comments_image Comments

Can Towns Bar Chick-fil-A From Opening New Stores for Its Explicit Anti-Gay Stance?

The owner's anti-gay crusade is funded in large part straight from Chick-fil-A corporate coffers.

Continued from previous page

 
 
Share

By supporting corporate personhood to prevent corporate discrimination, Greenwald is committing America to a Faustian deal in which the heart and soul of the nation is sold to corporate oligarchs who are polluting our skies, denying us health insurance, and spying on us.  

In one of his final arguments against people like me who are challenging his embrace of corporate personhood, Greenwald quotes Thomas Paine who wrote in 1795:

He that would make his own liberty secure must guard even his enemy from oppression; for if he violates this duty he establishes a precedent that will reach to himself.

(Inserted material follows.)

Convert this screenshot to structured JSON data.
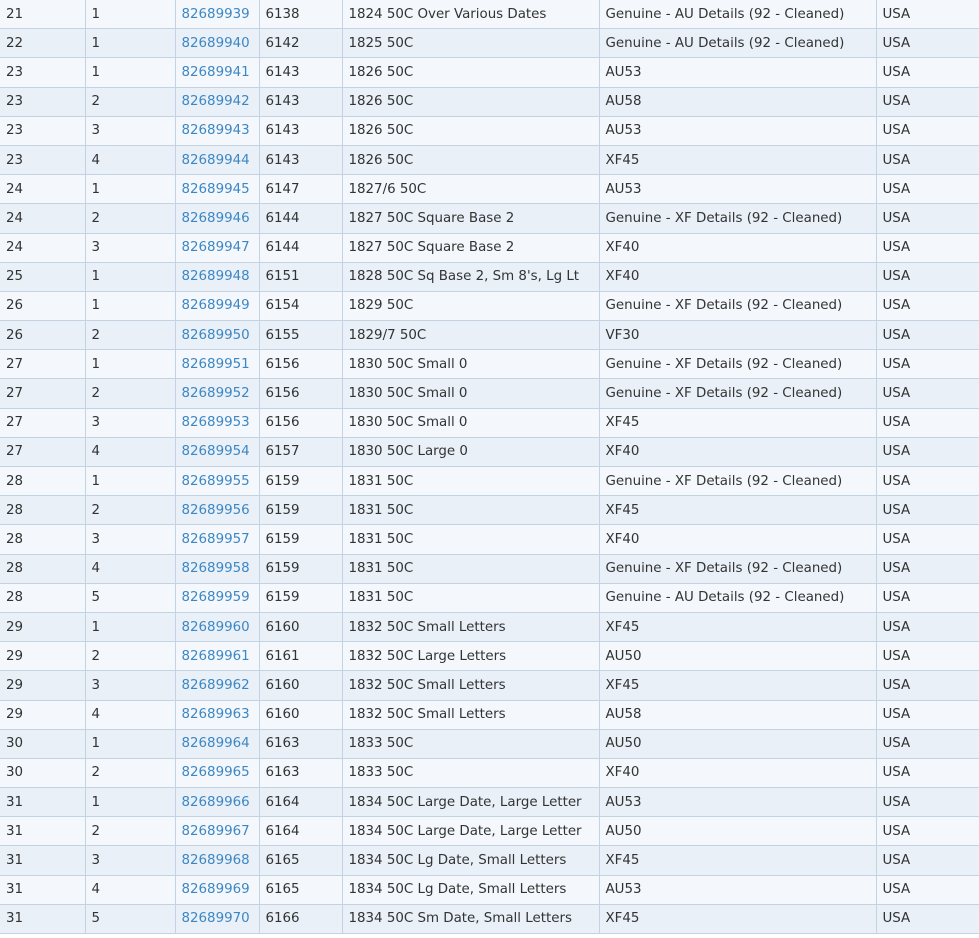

I would assume that Greenwald knows the true story of the Boston Tea Party and the fact that our nation revolted as much against corporate power as it did an absolute monarch. Yet, Greenwald outrageously mischaracterizes the view of some of our most influential Founding Fathers like Jefferson, Madison and Paine who early in the days of the new republic wrote exhaustively on protecting the people from aggregated wealth in the form of aristocracy or corporations. Heck, every single one of the 13 colonies was originally founded as a corporation – hence, the vigilance against too much corporate power.    

Our nation has a long history of restraining corporations, from denying them free speech to revoking their charters if they operate against the public good, to forcing them to recognize organized people in the form of labor unions. One could even argue that American history has been a two-century-long struggle between organized people (democracy) and organized money (corporations), with liberal institutions protecting the former and market forces consolidating the power of the latter.  

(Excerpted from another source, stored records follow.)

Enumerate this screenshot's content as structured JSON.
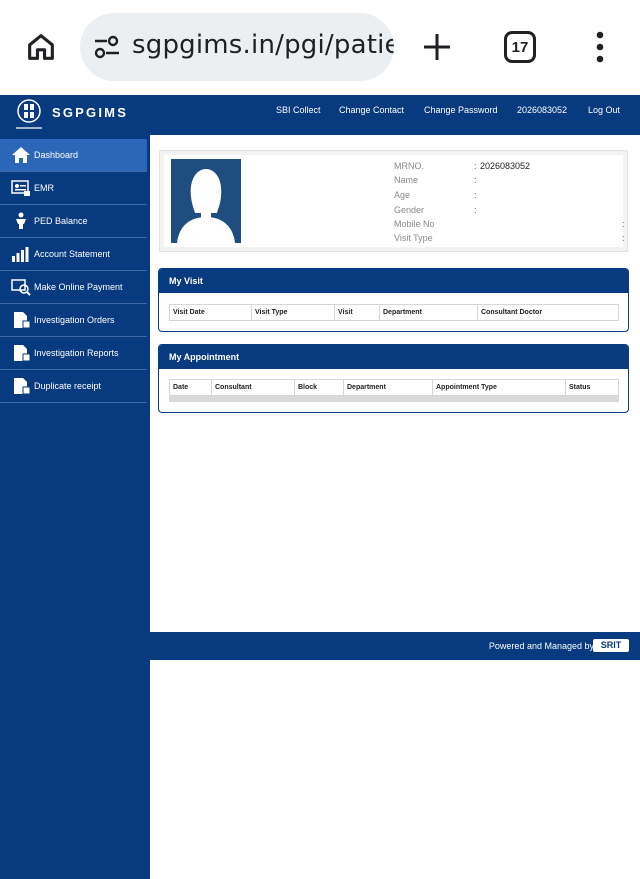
{
  "browser": {
    "url": "sgpgims.in/pgi/patient",
    "tab_count": "17",
    "icons": [
      "home-icon",
      "site-settings-icon",
      "plus-icon",
      "tab-switcher-icon",
      "more-vert-icon"
    ]
  },
  "header": {
    "logo_text": "SGPGIMS",
    "nav": [
      "SBI Collect",
      "Change Contact",
      "Change Password",
      "2026083052",
      "Log Out"
    ]
  },
  "sidebar": {
    "items": [
      {
        "label": "Dashboard",
        "icon": "home-icon",
        "active": true
      },
      {
        "label": "EMR",
        "icon": "emr-icon",
        "active": false
      },
      {
        "label": "PED Balance",
        "icon": "ped-balance-icon",
        "active": false
      },
      {
        "label": "Account Statement",
        "icon": "bar-chart-icon",
        "active": false
      },
      {
        "label": "Make Online Payment",
        "icon": "online-payment-icon",
        "active": false
      },
      {
        "label": "Investigation Orders",
        "icon": "document-icon",
        "active": false
      },
      {
        "label": "Investigation Reports",
        "icon": "document-icon",
        "active": false
      },
      {
        "label": "Duplicate receipt",
        "icon": "document-icon",
        "active": false
      }
    ]
  },
  "profile": {
    "fields": [
      {
        "label": "MRNO.",
        "value": "2026083052"
      },
      {
        "label": "Name",
        "value": ""
      },
      {
        "label": "Age",
        "value": ""
      },
      {
        "label": "Gender",
        "value": ""
      },
      {
        "label": "Mobile No",
        "value": ""
      },
      {
        "label": "Visit Type",
        "value": ""
      }
    ]
  },
  "my_visit": {
    "title": "My Visit",
    "columns": [
      "Visit Date",
      "Visit Type",
      "Visit",
      "Department",
      "Consultant Doctor"
    ]
  },
  "my_appointment": {
    "title": "My Appointment",
    "columns": [
      "Date",
      "Consultant",
      "Block",
      "Department",
      "Appointment Type",
      "Status"
    ]
  },
  "footer": {
    "text": "Powered and Managed by",
    "brand": "SRIT"
  },
  "colors": {
    "primary": "#073a7e",
    "active": "#2c66b8"
  }
}
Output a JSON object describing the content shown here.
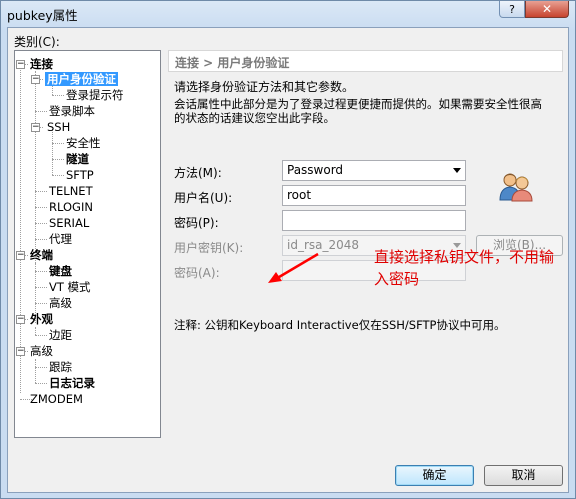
{
  "window": {
    "title": "pubkey属性",
    "help_label": "?",
    "close_label": "✕"
  },
  "category_label": "类别(C):",
  "tree": {
    "connection": "连接",
    "auth": "用户身份验证",
    "login_prompt": "登录提示符",
    "login_script": "登录脚本",
    "ssh": "SSH",
    "security": "安全性",
    "tunnel": "隧道",
    "sftp": "SFTP",
    "telnet": "TELNET",
    "rlogin": "RLOGIN",
    "serial": "SERIAL",
    "proxy": "代理",
    "terminal": "终端",
    "keyboard": "键盘",
    "vt_mode": "VT 模式",
    "advanced": "高级",
    "appearance": "外观",
    "margin": "边距",
    "advanced2": "高级",
    "trace": "跟踪",
    "logging": "日志记录",
    "zmodem": "ZMODEM",
    "expand_symbol": "−"
  },
  "panel": {
    "header": "连接 > 用户身份验证",
    "desc1": "请选择身份验证方法和其它参数。",
    "desc2": "会话属性中此部分是为了登录过程更便捷而提供的。如果需要安全性很高",
    "desc3": "的状态的话建议您空出此字段。",
    "method_label": "方法(M):",
    "method_value": "Password",
    "username_label": "用户名(U):",
    "username_value": "root",
    "password_label": "密码(P):",
    "password_value": "",
    "userkey_label": "用户密钥(K):",
    "userkey_value": "id_rsa_2048",
    "browse_label": "浏览(B)...",
    "passphrase_label": "密码(A):",
    "passphrase_value": "",
    "note": "注释: 公钥和Keyboard Interactive仅在SSH/SFTP协议中可用。"
  },
  "annotation": {
    "text": "直接选择私钥文件，不用输入密码",
    "color": "#e00000"
  },
  "buttons": {
    "ok": "确定",
    "cancel": "取消"
  }
}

To give organized money the same rights as people, as Greenwald argues for, is to enable them to speak louder in our democracy, have more leverage in our economy, and erode our national sovereignty. All things I would assume Glenn Greenwald would be adamantly against.  

As a freedom fighter, let’s hope he reconsiders his stance.      

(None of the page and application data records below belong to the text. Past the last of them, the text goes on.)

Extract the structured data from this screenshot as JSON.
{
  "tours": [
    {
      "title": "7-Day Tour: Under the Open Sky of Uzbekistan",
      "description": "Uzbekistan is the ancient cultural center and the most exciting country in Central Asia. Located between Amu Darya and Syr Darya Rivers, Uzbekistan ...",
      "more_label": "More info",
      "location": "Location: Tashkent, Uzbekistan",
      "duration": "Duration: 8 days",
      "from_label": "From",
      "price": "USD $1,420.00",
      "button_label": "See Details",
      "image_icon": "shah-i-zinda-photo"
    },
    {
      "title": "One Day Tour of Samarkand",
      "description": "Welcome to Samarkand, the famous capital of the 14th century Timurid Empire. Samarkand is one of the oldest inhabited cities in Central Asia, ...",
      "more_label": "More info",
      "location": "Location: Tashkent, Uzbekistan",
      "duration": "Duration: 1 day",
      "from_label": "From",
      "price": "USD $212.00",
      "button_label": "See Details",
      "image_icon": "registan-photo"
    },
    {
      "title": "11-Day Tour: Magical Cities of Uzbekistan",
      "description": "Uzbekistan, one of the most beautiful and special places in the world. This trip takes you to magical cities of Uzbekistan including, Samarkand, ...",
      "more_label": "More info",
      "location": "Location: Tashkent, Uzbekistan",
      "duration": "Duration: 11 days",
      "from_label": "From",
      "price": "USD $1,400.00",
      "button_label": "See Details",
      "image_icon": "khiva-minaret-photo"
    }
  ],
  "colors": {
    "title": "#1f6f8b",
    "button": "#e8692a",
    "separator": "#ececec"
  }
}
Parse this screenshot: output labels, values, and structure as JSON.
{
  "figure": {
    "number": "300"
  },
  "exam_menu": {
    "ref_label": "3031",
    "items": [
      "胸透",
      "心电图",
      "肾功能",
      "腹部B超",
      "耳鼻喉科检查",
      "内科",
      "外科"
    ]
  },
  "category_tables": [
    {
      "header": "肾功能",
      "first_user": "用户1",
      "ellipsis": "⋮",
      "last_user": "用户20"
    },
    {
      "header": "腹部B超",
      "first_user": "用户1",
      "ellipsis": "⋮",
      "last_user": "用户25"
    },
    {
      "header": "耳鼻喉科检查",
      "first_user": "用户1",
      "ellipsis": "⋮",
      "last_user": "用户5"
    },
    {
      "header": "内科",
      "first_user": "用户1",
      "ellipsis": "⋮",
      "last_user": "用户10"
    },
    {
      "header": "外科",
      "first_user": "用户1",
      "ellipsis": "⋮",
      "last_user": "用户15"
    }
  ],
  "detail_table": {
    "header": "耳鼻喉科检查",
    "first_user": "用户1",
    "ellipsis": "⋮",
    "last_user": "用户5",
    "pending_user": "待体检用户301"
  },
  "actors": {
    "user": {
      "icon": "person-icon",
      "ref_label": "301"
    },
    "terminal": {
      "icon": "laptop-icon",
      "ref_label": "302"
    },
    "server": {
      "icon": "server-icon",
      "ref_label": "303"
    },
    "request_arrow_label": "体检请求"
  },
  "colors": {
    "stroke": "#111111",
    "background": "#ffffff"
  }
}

Sam Sacks is a former Democratic staffer on Capitol Hill.  He's now the senior producer on The Big Picture with Thom Hartmann airing weeknights at 7pm EST on Free Speech TV and RT America.